Evans then went on to describe how he panicked after Halbach's death. He meticulously described entering Avery's trailer, hiding evidence in the trailer, shooting Halbach, placing her body in her Toyota Rav4, removing the body, hiding the Rav4 and then burning the body hours later. During the entire time the crime took place, he alleges only "some teenager" stopped by the fire and then left, never mentioning Avery was ever-present during the multiple hours over which Evans alleges he committed the crimes.

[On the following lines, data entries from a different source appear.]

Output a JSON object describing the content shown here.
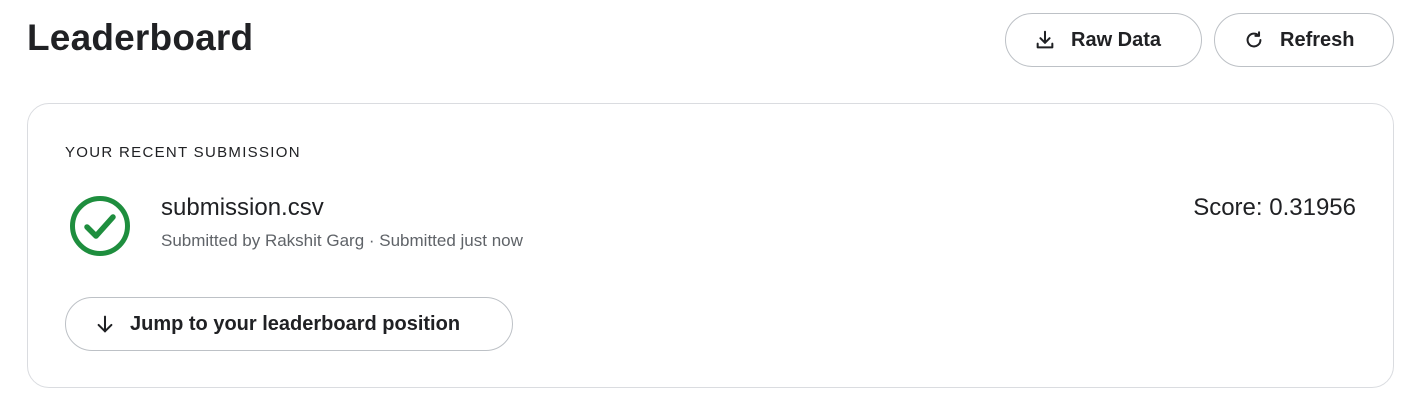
{
  "header": {
    "title": "Leaderboard",
    "raw_data_label": "Raw Data",
    "refresh_label": "Refresh"
  },
  "submission": {
    "heading": "YOUR RECENT SUBMISSION",
    "file_name": "submission.csv",
    "submitted_by": "Submitted by Rakshit Garg · Submitted just now",
    "score": "Score: 0.31956",
    "status_icon": "check-circle-icon",
    "status_color": "#1e8e3e",
    "jump_label": "Jump to your leaderboard position"
  },
  "icons": {
    "raw_data": "download-icon",
    "refresh": "refresh-icon",
    "jump": "arrow-down-icon"
  }
}
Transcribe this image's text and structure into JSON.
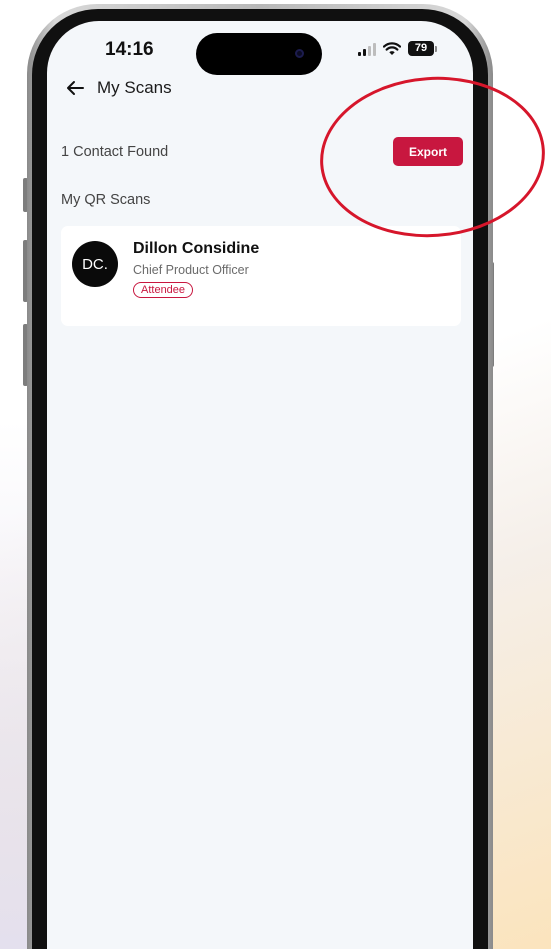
{
  "status_bar": {
    "time": "14:16",
    "battery": "79"
  },
  "header": {
    "title": "My Scans"
  },
  "summary": {
    "count_text": "1 Contact Found",
    "export_label": "Export"
  },
  "section": {
    "title": "My QR Scans"
  },
  "contacts": [
    {
      "initials": "DC.",
      "name": "Dillon Considine",
      "role": "Chief Product Officer",
      "badge": "Attendee"
    }
  ],
  "colors": {
    "accent": "#c8173f",
    "annotation": "#d6162b",
    "screen_bg": "#f4f7fa"
  },
  "icons": [
    "back-arrow-icon",
    "signal-icon",
    "wifi-icon",
    "battery-icon",
    "camera-icon"
  ]
}
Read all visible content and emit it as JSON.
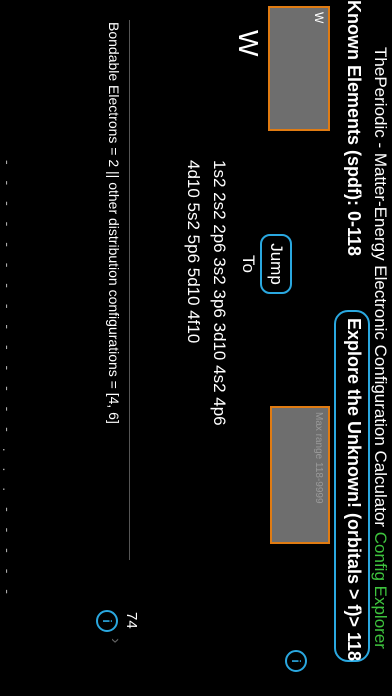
{
  "header": {
    "title_main": "ThePeriodic - Matter-Energy Electronic Configuration Calculator",
    "title_accent": "Config Explorer"
  },
  "known": {
    "label": "Known Elements (spdf): 0-118",
    "input_value": "W",
    "jump_label": "Jump To"
  },
  "explore": {
    "label": "Explore the Unknown! (orbitals > f)> 118",
    "input_placeholder": "Max range 118-9999"
  },
  "info_icon": "i",
  "element": {
    "symbol": "W",
    "configuration_line1": "1s2 2s2 2p6 3s2 3p6 3d10 4s2 4p6",
    "configuration_line2": "4d10 5s2 5p6 5d10 4f10",
    "bondable": "Bondable Electrons = 2 || other  distribution configurations = [4, 6]",
    "atomic_number": "74",
    "dots": "- - - - - -   - - - - -  - - - . . .  - - -   - -"
  },
  "colors": {
    "accent_green": "#3ec43e",
    "border_blue": "#2aa8e0",
    "border_orange": "#e07b12"
  }
}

Everything We Know So Far About the ‘Making a Murderer’ Confession
With so many pieces to this increasingly confusing puzzle of a murder case being reported, here’s everything we know about Joseph Evans Jr., the confession, whether or not it’s credible and when can you watch 'Convicting a Murderer.' YouTube / Netflix

Is anyone taking Evans confession seriously?

Evans letter to Zellner was accompanied by a deposit slip, requesting $2,000 to start any discussions, a move that casts doubt on the motivations underpinning Evans' confession. Additionally, Evans requested $250,000 in addition to the $100,000 reward if his confession led to Avery's exoneration.

"Keep your panties on and shirt down, because I'm not out to screw you," Evans said in the concluding paragraph of his confession letter to Zellner. "This is a deal relationship between you/me, you'll win when I give all up and the full cover-up story," referring to his own allegations that the state covered up Evans involvement in the murder in order to convict Avery.

Also, this isn't the first time Evans has attempted to insert himself in the Halbach case. In 2017 Evans submitted a nine-page letter to multiple media outlets stating that Avery confessed to the murder to Evans when the pair were cellmates in Wisconsin.

Zellner called the current confession a "publicity stunt" and said that Avery "laughed" when she read him the confession letter. She told Newsweek Wednesday, "The only credible thing Evans has done is discredit his 2016 statement that Avery confessed the murder to him. His recent publicity stunt is pathetic."

Shawn Rech, the director of the Convicting a Murder documentary series, also cast doubt on Evans' confession.

"He already admitted to lying, he's a convicted felon, so that tells you, maybe he's not the most believable guy in the world," Rech told Fox News on Tuesday. "But, at the same time, he killed someone in the state of Wisconsin and he was walking around free when all this happened, and maybe this was the reason he was trying to point the finger at Steven Avery in the first place. So, it's kind of a balancing act you kind of have to do."

What will Convicting a Murderer be about and when will it be released?

Rech told Deadline in 2018 that Convicting a Murder will take a broader look at the Halbach case.

"When Making A Murderer was produced, many on the law enforcement side of the story could not, or would not, participate in the series, which resulted in a one-sided analysis of the case," Rech told Deadline. "This docuseries will examine the case and the allegations of police wrongdoing from a broader perspective. It will also share with viewers the traumatic effects of being found guilty and vilified in the court of public opinion."

Transition Studios, the production company behind the docuseries, has not yet announced a release date or where the series will air.